Within this material, how many lines have the string "Trending" in them? The answer is a number, with nothing added.
<<<<
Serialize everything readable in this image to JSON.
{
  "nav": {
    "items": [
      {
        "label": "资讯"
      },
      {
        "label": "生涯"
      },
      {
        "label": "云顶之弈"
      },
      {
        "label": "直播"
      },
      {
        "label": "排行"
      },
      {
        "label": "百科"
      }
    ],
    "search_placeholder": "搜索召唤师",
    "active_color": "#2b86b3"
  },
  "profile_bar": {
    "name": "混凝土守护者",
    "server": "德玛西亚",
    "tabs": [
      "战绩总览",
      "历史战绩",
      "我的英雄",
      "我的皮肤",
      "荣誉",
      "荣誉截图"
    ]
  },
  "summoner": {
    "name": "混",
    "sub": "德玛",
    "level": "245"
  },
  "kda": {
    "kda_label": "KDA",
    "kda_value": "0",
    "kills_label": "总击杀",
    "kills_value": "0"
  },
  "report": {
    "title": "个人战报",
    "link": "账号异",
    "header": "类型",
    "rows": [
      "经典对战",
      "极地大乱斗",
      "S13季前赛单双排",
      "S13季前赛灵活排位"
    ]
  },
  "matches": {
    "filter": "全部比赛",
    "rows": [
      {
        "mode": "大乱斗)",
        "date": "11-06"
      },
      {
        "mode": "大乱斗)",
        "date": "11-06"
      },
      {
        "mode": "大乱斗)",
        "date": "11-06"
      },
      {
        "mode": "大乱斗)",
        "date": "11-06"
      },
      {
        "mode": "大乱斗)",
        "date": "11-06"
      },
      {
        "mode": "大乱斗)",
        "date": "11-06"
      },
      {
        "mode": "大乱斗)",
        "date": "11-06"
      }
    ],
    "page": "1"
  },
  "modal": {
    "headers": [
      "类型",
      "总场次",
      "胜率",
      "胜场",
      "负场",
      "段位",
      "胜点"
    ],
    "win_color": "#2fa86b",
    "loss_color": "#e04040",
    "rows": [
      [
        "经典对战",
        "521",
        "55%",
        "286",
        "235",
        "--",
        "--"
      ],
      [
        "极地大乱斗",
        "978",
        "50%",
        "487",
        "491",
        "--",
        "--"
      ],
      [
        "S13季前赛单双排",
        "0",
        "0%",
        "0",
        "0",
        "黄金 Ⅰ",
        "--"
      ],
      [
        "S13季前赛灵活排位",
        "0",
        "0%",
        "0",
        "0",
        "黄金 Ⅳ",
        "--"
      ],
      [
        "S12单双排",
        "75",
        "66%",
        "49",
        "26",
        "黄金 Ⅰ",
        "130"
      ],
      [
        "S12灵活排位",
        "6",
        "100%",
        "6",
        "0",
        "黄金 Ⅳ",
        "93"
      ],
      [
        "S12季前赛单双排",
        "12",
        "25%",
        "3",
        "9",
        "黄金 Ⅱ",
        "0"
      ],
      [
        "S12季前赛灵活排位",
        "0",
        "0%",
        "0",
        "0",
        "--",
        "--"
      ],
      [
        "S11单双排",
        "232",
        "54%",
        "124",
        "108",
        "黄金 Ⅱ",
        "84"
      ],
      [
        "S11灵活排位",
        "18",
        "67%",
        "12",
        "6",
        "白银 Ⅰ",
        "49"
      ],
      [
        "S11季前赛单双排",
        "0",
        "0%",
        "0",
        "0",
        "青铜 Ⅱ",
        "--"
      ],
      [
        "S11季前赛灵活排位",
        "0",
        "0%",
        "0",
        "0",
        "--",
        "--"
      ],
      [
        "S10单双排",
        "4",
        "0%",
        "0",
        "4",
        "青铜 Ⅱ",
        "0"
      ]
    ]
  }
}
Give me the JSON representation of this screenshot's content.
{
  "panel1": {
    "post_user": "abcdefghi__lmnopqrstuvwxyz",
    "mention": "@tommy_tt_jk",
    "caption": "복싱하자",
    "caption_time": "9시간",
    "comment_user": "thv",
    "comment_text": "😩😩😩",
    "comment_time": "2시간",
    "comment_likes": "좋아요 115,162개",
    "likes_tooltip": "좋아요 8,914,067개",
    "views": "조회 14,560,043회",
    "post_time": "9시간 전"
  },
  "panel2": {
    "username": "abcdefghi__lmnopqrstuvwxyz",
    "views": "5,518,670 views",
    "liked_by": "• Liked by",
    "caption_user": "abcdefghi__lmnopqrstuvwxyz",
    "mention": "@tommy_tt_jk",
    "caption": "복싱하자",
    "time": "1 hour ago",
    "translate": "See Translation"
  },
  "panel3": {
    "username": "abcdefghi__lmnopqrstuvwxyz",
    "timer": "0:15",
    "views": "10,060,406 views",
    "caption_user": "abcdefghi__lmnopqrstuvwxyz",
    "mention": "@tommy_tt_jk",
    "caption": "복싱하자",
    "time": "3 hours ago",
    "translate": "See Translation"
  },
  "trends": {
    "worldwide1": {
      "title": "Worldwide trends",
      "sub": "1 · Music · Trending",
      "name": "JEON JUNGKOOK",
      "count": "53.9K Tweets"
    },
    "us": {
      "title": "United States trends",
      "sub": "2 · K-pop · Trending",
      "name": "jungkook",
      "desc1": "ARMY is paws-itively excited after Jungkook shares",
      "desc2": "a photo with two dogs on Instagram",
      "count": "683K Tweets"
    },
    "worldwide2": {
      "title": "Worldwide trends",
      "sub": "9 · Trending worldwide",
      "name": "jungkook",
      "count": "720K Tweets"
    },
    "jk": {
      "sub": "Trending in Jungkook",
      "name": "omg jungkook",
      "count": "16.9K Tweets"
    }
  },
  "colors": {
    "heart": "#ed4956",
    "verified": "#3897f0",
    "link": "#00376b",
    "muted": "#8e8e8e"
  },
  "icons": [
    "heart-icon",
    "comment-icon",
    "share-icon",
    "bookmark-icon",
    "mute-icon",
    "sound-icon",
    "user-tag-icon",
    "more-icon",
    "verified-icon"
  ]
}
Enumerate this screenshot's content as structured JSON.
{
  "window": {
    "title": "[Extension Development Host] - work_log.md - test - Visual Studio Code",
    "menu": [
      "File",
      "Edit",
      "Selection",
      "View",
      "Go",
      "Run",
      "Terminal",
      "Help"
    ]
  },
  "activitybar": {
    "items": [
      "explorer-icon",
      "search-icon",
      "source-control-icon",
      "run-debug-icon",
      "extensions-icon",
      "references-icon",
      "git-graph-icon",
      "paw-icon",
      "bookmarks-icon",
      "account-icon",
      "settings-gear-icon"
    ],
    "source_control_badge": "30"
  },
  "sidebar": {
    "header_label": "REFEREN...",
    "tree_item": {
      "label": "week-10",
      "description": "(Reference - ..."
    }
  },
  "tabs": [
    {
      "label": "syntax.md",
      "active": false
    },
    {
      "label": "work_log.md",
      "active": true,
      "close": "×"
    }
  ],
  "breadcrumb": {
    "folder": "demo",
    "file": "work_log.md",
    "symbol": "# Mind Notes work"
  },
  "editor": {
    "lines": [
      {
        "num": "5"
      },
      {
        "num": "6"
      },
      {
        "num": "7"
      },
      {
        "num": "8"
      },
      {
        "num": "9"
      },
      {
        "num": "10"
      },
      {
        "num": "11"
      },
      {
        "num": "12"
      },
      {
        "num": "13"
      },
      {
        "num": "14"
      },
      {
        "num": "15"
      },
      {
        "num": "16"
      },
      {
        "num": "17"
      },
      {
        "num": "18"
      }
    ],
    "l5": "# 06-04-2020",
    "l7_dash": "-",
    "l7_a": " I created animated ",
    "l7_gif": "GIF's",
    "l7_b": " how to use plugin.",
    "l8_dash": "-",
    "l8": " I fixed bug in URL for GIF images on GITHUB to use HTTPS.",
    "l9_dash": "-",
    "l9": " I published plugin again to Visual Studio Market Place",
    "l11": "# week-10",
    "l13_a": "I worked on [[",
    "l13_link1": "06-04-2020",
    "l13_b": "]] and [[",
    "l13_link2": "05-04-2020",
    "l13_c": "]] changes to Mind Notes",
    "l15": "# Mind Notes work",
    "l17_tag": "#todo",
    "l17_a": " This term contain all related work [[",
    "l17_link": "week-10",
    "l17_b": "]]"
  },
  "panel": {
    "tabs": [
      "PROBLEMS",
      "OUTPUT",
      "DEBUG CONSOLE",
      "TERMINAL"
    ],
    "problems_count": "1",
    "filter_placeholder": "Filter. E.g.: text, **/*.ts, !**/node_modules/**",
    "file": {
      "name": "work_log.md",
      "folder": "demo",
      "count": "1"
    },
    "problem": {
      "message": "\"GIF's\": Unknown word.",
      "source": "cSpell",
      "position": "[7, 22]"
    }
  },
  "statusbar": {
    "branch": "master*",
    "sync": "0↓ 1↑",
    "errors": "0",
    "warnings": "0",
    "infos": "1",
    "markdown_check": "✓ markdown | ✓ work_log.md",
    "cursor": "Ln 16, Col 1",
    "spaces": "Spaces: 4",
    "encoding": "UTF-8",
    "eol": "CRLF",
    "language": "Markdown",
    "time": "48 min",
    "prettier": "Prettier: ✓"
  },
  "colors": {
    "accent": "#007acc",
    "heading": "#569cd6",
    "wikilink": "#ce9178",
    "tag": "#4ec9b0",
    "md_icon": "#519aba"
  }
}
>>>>
Your response: 4